Infinity has been a source of much confusion over the ages. In The mystery of the aleph
Amir Aczel traces our gradual acceptance of the concept. He starts with the ideas of Zeno and Pythagoras and goes on to consider the Jewish mystical system known as the Kabbalah. He shows how Galileo began to take infinity seriously, accepting actual
as well as potential infinities. Aczel then moves on to the nineteenth century, when infinitesimals were put on a firmer footing, but most importantly of all he describes the life of Georg Cantor, and his work on transfinite set theory. The last few chapters look at later developments of this theory, and in particular the work of Kurt Gödel.

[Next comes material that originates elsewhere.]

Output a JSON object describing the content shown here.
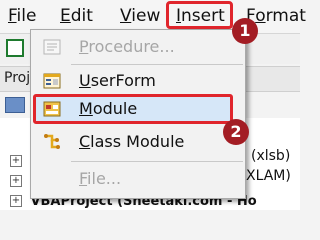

I would say that the reader needs some mathematical background to be able to follow this book. It's harder than God's Equation where biographical details help the reader along, but then biographies of those working with the infinite tend to be a bit depressing. But I think that someone who has pursued mathematics to a reasonably advanced level at school should have no problems with this book, and that it would be a useful introduction to the concept of infinity for those wanting to go on to study mathematics or physical science at university level.